Jamaican and Caribbean Dominoes
This page is partly based on a contribution from Robert Ebanks.
There are two main types of domino game played in Jamaica: Partner (most favoured and played in world tournaments) and Cut Throat (in which each player plays for himself). A variation known as French is also described on this page.
Only four persons can play. Sitting around a square table, your partner is the person directly in front of you. Each person plays to help his partner and himself while trying to pass the opponent.
The game uses a double six domino set.
Each player receives 7 tiles.
The first hand begins with the individual who has in his hand the double six tile.
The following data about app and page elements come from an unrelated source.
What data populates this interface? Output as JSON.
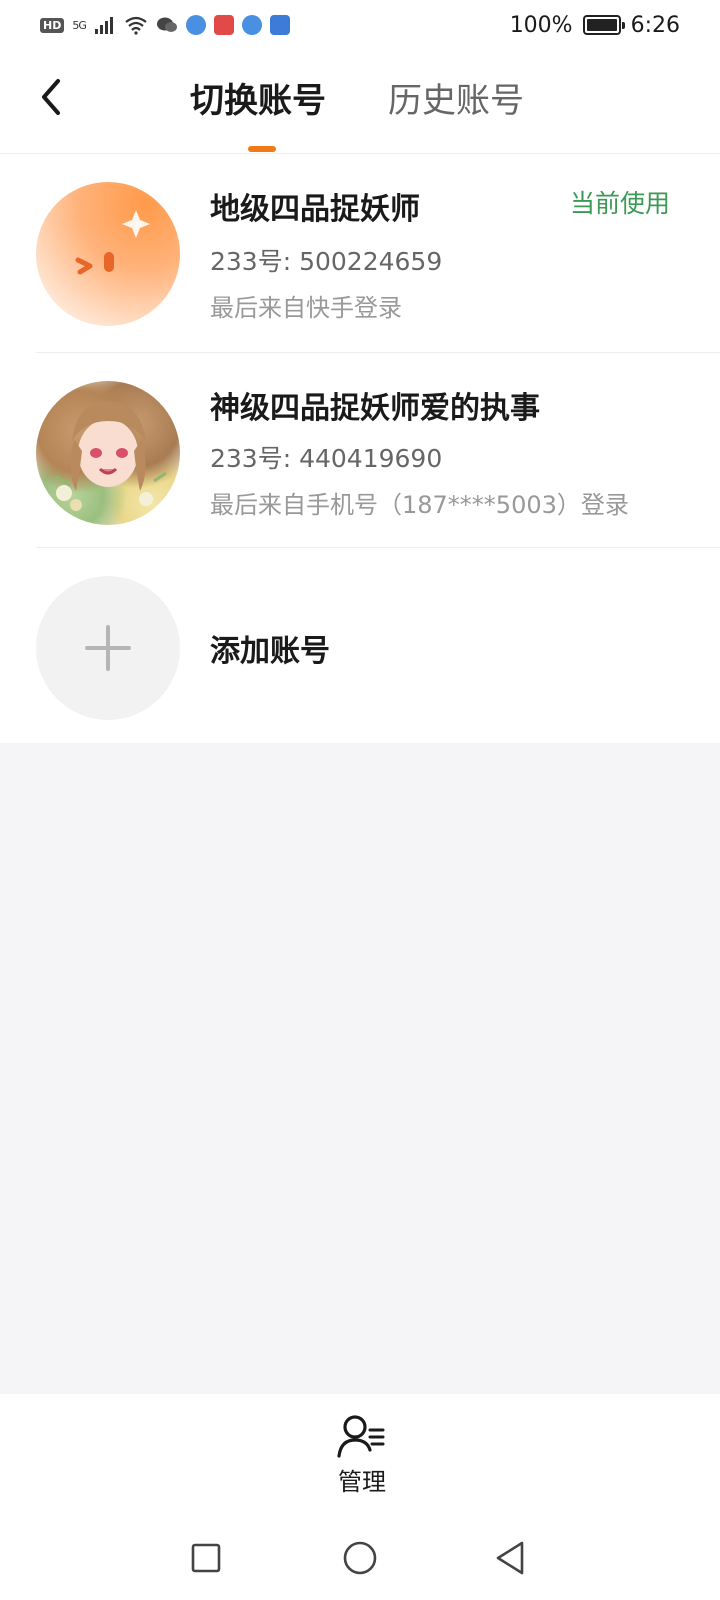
{
  "status_bar": {
    "battery_percent": "100%",
    "time": "6:26",
    "network": "5G",
    "hd": "HD"
  },
  "header": {
    "tabs": [
      {
        "label": "切换账号",
        "active": true
      },
      {
        "label": "历史账号",
        "active": false
      }
    ],
    "accent_color": "#f07a18"
  },
  "accounts": [
    {
      "name": "地级四品捉妖师",
      "id_line": "233号: 500224659",
      "source": "最后来自快手登录",
      "current_label": "当前使用"
    },
    {
      "name": "神级四品捉妖师爱的执事",
      "id_line": "233号: 440419690",
      "source": "最后来自手机号（187****5003）登录"
    }
  ],
  "add_account": {
    "label": "添加账号"
  },
  "manage": {
    "label": "管理"
  },
  "colors": {
    "current_label": "#3d9a55",
    "background": "#f5f5f7"
  }
}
In tournament play, this player must begin by playing the [6-6]. In in informal games the holder of the [6-6] is allowed announce that he is "sporting" and begin with a different tile.
In the second and subsequent hands, the team that won the previous hand plays first. Having seen their tiles the players of this team may discuss which of them will start (but are not allowed to tell each other what tiles they hold), and the player who starts may begin with any tile.
Play continues anti-clockwise. As usual, a turn consists of playing one tile to extend one of the two ends of the layout, and the touching ends of adjacent dominoes must match. Doubles are traditionally played at right angles across the line. If a player cannot play then he passes his turn.
The hand ends when an individual first finishes playing all tiles from his hand, or when the game becomes blocked, so that no one is able to play a tile.
- If a player manages to play all his tiles, that player's team wins the hand.
- If the game is blocked, the hand is won by the team of the player whose remaining tiles have the least spots. It does not matter what tiles the winner's partner has. Example: the game is blocked and North has [5-5], South [1-1], East [2-2], West [5-1], North-South win because of South's [1-1], even though North-South have more spots in total than East-West.
- If the game is blocked and two opponents tie for least spots, then the hand is a tie, no matter what the other two players have.
At the end of the hand, the winning team scores one point.
The aim is to win six times in succession - to "give your opponent six love (6 - 0)". So long as one side keeps winning, they add points to their total. If the other side wins a hand, the score returns to 0 - 0, and the next hand is begun by the holder of the double six.
Exception: Many play the variation in which, when the game reaches 1 - 1, instead of starting over, there is a play-off hand. The team that wins the play-off hand then has a score of 2 - 0 and starts the next hand.
In the case of a tie, the hand is replayed. If the score was 0 - 0, the holder of the [6-6] starts the replay, but the replay is worth 2 points, taking the winning team to a 2 - 0 score. If one team already has a score, that team starts, and if they win the replay they add two points. If the leading team loses the replay, the score is reset to 0 - 0.
If the first replay is also a tie, there will be a second replay for 3 points, and if that is also a tie, the third replay is for 4 points, and so on. That is to say, if the score was 0 - 0 or the leading team wins, the winners add the appropriate number of points (one for the current deal and one for each tied deal that preceded it), but if the leading team loses the score is simply reset to 0 - 0.
Cut Throat Dominoes
When playing "cut throat" the size of the hand varies with the number of players:
- 2 players get 14 tiles each (It may be stipulated before the start of the game that 7 tiles are used and the rest stay in the boneyard to be drawn when needed)
- 3 players get 9 tiles each (double blank is taken out)
- 4 players get 7 tiles each
The Play and Scoring
The play is the same as in the partner game. Each player keeps a score of games won and the first player to achieve 6 wins is the overall winner, provided that another player has zero. If everyone wins a hand before anyone reaches 6, the score returns to zero points each.
There are four players, each playing for himself (cut throat). The players draw from the boneyard 7 tiles each and the holder of the double zero plays it first.
The hand is played anti-clockwise. Four tiles with a blank must be played against the four sides of the [0-0] before any other tiles can be played. This creates a layout with four arms. The next tile played on each of the arms must be the appropriate double, and as soon as the double is in place the arm can be continued using normal matching rules (it is not necessary to wait for all four doubles to be played. The hand is won when an individual finishes the tiles in his hand.
At the end of each hand the numbers on the tiles in each person's hand are added to his running score. If a double tile is in an individual's hand then his score for that hand is doubled. The game ends when an individual reaches one hundred and declared the loser. The player with the lowest score at that point is the winner.
This Puerto Rican game, also known as Shutout, is described on Jose Carrillo's page. The 4-player game is similar to the Jamaican partner game described above, except that only 4 games in a row are needed to win a match. Blocked games are normally won by the team having the lower score, the player of this team with the lower count starting the next hand.
The 2- and 3-player versions of Chiva are played as a draw games, each player receiving 7 tiles. A player who cannot play draws tiles from the boneyard until able to play or until the boneyard is empty. In the 3-player game the object is to win 4 games while one of the other players has none.